Interface Rating: 4 out of 5

Q: The text contains no grammatical errors

I have already addressed the issues of grammar/spelling in previous sections of this review. There are a few but easy to address.

Grammar Rating: 4 out of 5

Q: The text is not culturally insensitive or offensive in any way. It should make use of examples that are inclusive of a variety of races, ethnicities, and backgrounds

While diversity and inclusiveness are not directly addressed in this text, there does not appear to be an insensitive or offensive text or images.

Cultural Relevance Rating: 4 out of 5

Q: Are there any other comments you would like to make about this book, for example, its appropriateness in a Canadian context or specific updates you think need to be made?

I have provided feedback on many issues that I see this textbook currently has, especially given that this is focused for the graduate student.
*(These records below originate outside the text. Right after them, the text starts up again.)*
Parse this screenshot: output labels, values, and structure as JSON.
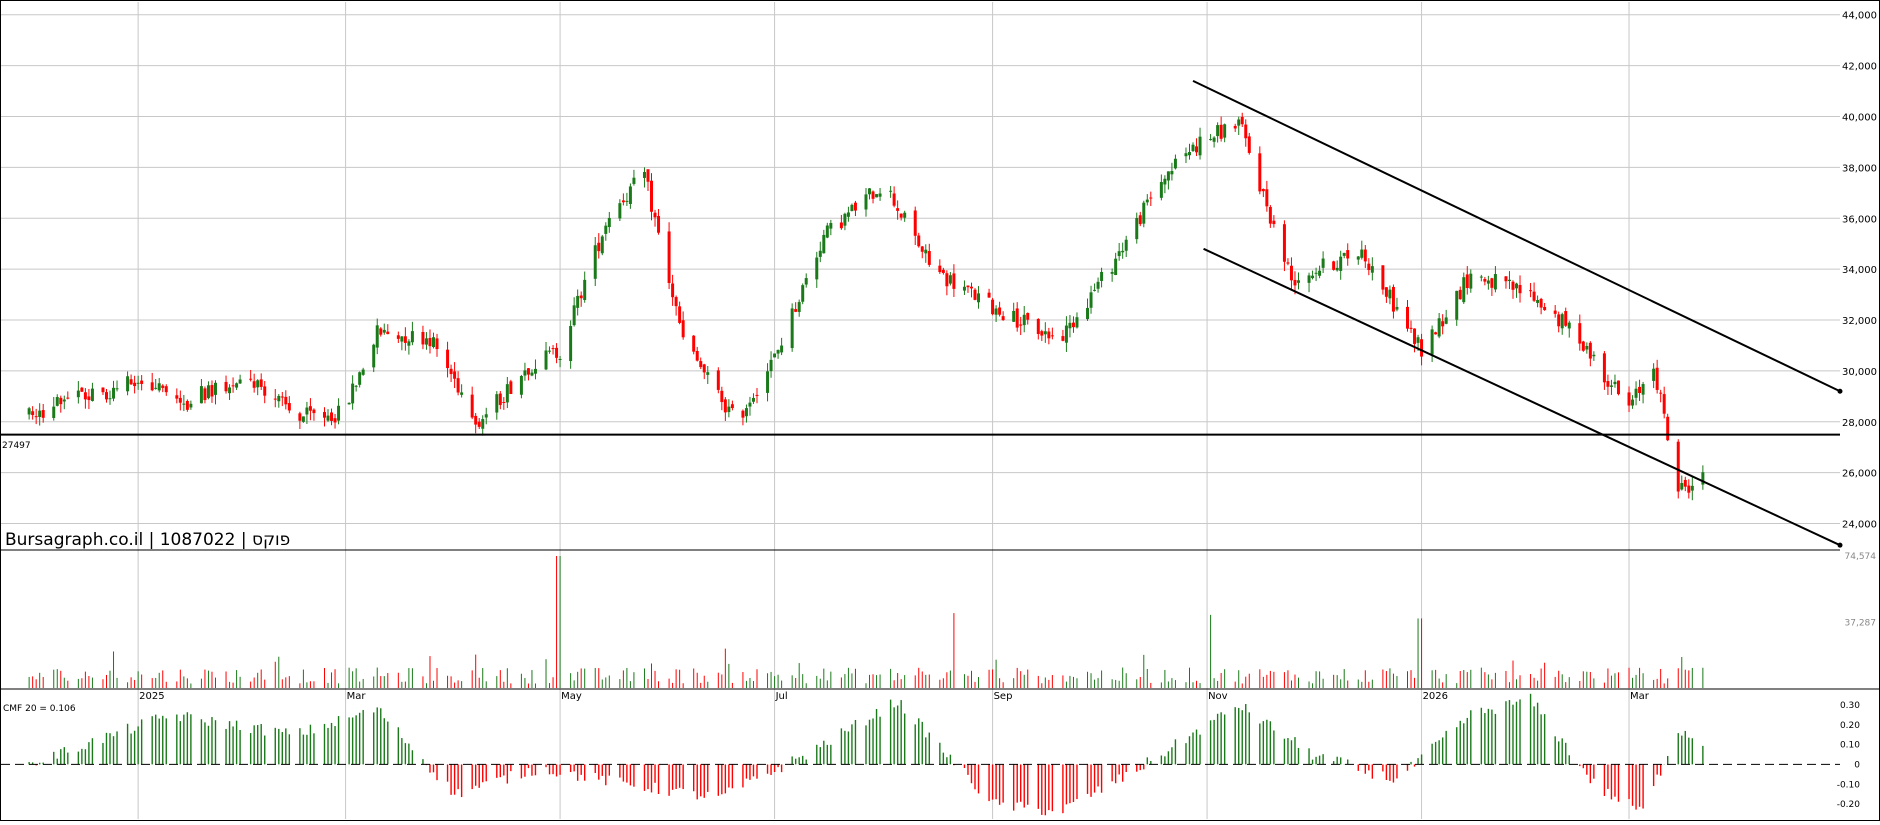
{
  "watermark": "Bursagraph.co.il | 1087022 | פוקס",
  "support_label": "27497",
  "cmf_label": "CMF 20 = 0.106",
  "price_axis": {
    "ticks": [
      24000,
      26000,
      28000,
      30000,
      32000,
      34000,
      36000,
      38000,
      40000,
      42000,
      44000
    ],
    "labels": [
      "24,000",
      "26,000",
      "28,000",
      "30,000",
      "32,000",
      "34,000",
      "36,000",
      "38,000",
      "40,000",
      "42,000",
      "44,000"
    ]
  },
  "volume_axis": {
    "labels": [
      "74,574",
      "37,287"
    ],
    "values": [
      74574,
      37287
    ]
  },
  "cmf_axis": {
    "values": [
      0.3,
      0.2,
      0.1,
      0,
      -0.1,
      -0.2
    ],
    "labels": [
      "0.30",
      "0.20",
      "0.10",
      "0",
      "-0.10",
      "-0.20"
    ]
  },
  "time_axis": {
    "labels": [
      "2025",
      "Mar",
      "May",
      "Jul",
      "Sep",
      "Nov",
      "2026",
      "Mar"
    ]
  },
  "colors": {
    "up": "#1a7a1a",
    "down": "#ff0000",
    "grid": "#c8c8c8",
    "line": "#000000"
  },
  "chart_data": {
    "type": "candlestick",
    "title": "",
    "period": "2024-12 to 2026-03",
    "grid": true,
    "support_level": 27497,
    "price_ylim": [
      23000,
      44500
    ],
    "price_points": [
      {
        "date": "2024-12-01",
        "close": 28300
      },
      {
        "date": "2024-12-15",
        "close": 28900
      },
      {
        "date": "2025-01-01",
        "close": 29600
      },
      {
        "date": "2025-01-15",
        "close": 28800
      },
      {
        "date": "2025-02-01",
        "close": 29900
      },
      {
        "date": "2025-02-15",
        "close": 28200
      },
      {
        "date": "2025-02-28",
        "close": 28300
      },
      {
        "date": "2025-03-10",
        "close": 31500
      },
      {
        "date": "2025-03-25",
        "close": 31300
      },
      {
        "date": "2025-04-08",
        "close": 28000
      },
      {
        "date": "2025-04-22",
        "close": 30200
      },
      {
        "date": "2025-05-01",
        "close": 30800
      },
      {
        "date": "2025-05-15",
        "close": 36200
      },
      {
        "date": "2025-05-25",
        "close": 37700
      },
      {
        "date": "2025-06-05",
        "close": 31200
      },
      {
        "date": "2025-06-20",
        "close": 28000
      },
      {
        "date": "2025-07-01",
        "close": 30500
      },
      {
        "date": "2025-07-15",
        "close": 35300
      },
      {
        "date": "2025-08-01",
        "close": 37400
      },
      {
        "date": "2025-08-15",
        "close": 34000
      },
      {
        "date": "2025-09-01",
        "close": 32500
      },
      {
        "date": "2025-09-20",
        "close": 31200
      },
      {
        "date": "2025-10-05",
        "close": 34200
      },
      {
        "date": "2025-10-20",
        "close": 37700
      },
      {
        "date": "2025-10-28",
        "close": 38800
      },
      {
        "date": "2025-11-10",
        "close": 39800
      },
      {
        "date": "2025-11-25",
        "close": 33600
      },
      {
        "date": "2025-12-15",
        "close": 34700
      },
      {
        "date": "2026-01-01",
        "close": 30800
      },
      {
        "date": "2026-01-15",
        "close": 33800
      },
      {
        "date": "2026-02-01",
        "close": 33000
      },
      {
        "date": "2026-02-15",
        "close": 31300
      },
      {
        "date": "2026-03-01",
        "close": 28500
      },
      {
        "date": "2026-03-08",
        "close": 30300
      },
      {
        "date": "2026-03-15",
        "close": 25300
      },
      {
        "date": "2026-03-22",
        "close": 25800
      }
    ],
    "trend_channel": {
      "upper": [
        {
          "date": "2025-10-28",
          "value": 41400
        },
        {
          "date": "2026-04-30",
          "value": 29200
        }
      ],
      "lower": [
        {
          "date": "2025-10-31",
          "value": 34800
        },
        {
          "date": "2026-04-30",
          "value": 23150
        }
      ]
    },
    "volume_ylim": [
      0,
      74574
    ],
    "volume_points": [
      {
        "date": "2025-05-01",
        "value": 74000
      },
      {
        "date": "2025-08-22",
        "value": 42000
      },
      {
        "date": "2025-11-01",
        "value": 41000
      },
      {
        "date": "2026-01-01",
        "value": 39000
      }
    ],
    "cmf_ylim": [
      -0.25,
      0.35
    ],
    "cmf_points": [
      {
        "date": "2024-12-01",
        "value": 0
      },
      {
        "date": "2025-01-10",
        "value": 0.25
      },
      {
        "date": "2025-02-15",
        "value": 0.15
      },
      {
        "date": "2025-03-10",
        "value": 0.28
      },
      {
        "date": "2025-04-01",
        "value": -0.15
      },
      {
        "date": "2025-04-25",
        "value": -0.02
      },
      {
        "date": "2025-05-20",
        "value": -0.1
      },
      {
        "date": "2025-06-15",
        "value": -0.17
      },
      {
        "date": "2025-07-10",
        "value": 0.05
      },
      {
        "date": "2025-08-05",
        "value": 0.32
      },
      {
        "date": "2025-09-01",
        "value": -0.2
      },
      {
        "date": "2025-09-20",
        "value": -0.24
      },
      {
        "date": "2025-10-10",
        "value": -0.05
      },
      {
        "date": "2025-11-10",
        "value": 0.3
      },
      {
        "date": "2025-12-01",
        "value": 0.05
      },
      {
        "date": "2025-12-25",
        "value": -0.08
      },
      {
        "date": "2026-01-15",
        "value": 0.25
      },
      {
        "date": "2026-02-01",
        "value": 0.33
      },
      {
        "date": "2026-02-20",
        "value": -0.12
      },
      {
        "date": "2026-03-05",
        "value": -0.24
      },
      {
        "date": "2026-03-15",
        "value": 0.18
      },
      {
        "date": "2026-03-22",
        "value": 0.11
      }
    ]
  }
}
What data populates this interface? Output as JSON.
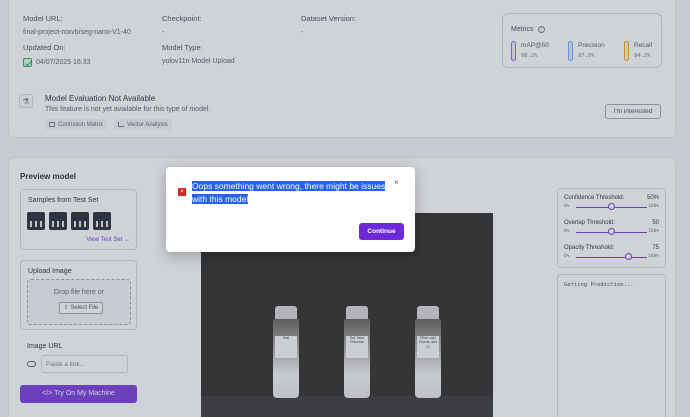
{
  "info": {
    "model_url_label": "Model URL:",
    "model_url": "final-project-roxvb/seg-nano-V1-40",
    "checkpoint_label": "Checkpoint:",
    "checkpoint": "-",
    "dataset_version_label": "Dataset Version:",
    "dataset_version": "-",
    "updated_on_label": "Updated On:",
    "updated_on": "04/07/2025 16:33",
    "model_type_label": "Model Type:",
    "model_type": "yolov11n Model Upload"
  },
  "metrics": {
    "title": "Metrics",
    "items": [
      {
        "name": "mAP@50",
        "value": "98.2%",
        "color": "#8b5cf6"
      },
      {
        "name": "Precision",
        "value": "97.0%",
        "color": "#60a5fa"
      },
      {
        "name": "Recall",
        "value": "94.2%",
        "color": "#f59e0b"
      }
    ]
  },
  "evaluation": {
    "title": "Model Evaluation Not Available",
    "description": "This feature is not yet available for this type of model.",
    "chip_confusion": "Confusion Matrix",
    "chip_vector": "Vector Analysis",
    "interest_button": "I'm interested"
  },
  "preview": {
    "title": "Preview model",
    "samples_title": "Samples from Test Set",
    "view_test_set": "View Test Set →",
    "upload_title": "Upload Image",
    "drop_text": "Drop file here or",
    "select_file": "Select File",
    "image_url_title": "Image URL",
    "url_placeholder": "Paste a link...",
    "try_button": "Try On My Machine",
    "vial_labels": [
      "Vial",
      "Sol. blue Fluoride",
      "Rher-aryl Clorde and Cl"
    ]
  },
  "controls": {
    "confidence": {
      "label": "Confidence Threshold:",
      "value": "50%",
      "min": "0%",
      "max": "100%",
      "level": 0.5
    },
    "overlap": {
      "label": "Overlap Threshold:",
      "value": "50",
      "min": "0%",
      "max": "100%",
      "level": 0.5
    },
    "opacity": {
      "label": "Opacity Threshold:",
      "value": "75",
      "min": "0%",
      "max": "100%",
      "level": 0.75
    },
    "prediction_text": "Getting Prediction..."
  },
  "modal": {
    "message": "Oops something went wrong, there might be issues with this model",
    "close": "×",
    "continue": "Continue"
  }
}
I would not recommend this text for this population as it requires significant revisions for me to recommend to my graduate students. It has the foundations for a really lovely and useful text for the new graduate student. I may recommend for undergraduate students who are about to write their first major literature review paper.
This text needs to use a framework that incorporates a citation format that is recognized by the target audience. If the authors revised using such a format, would likely deal/correct many of the issues that I have reviewed. As well, the need to expand and provide more depth on the literature review process is needed.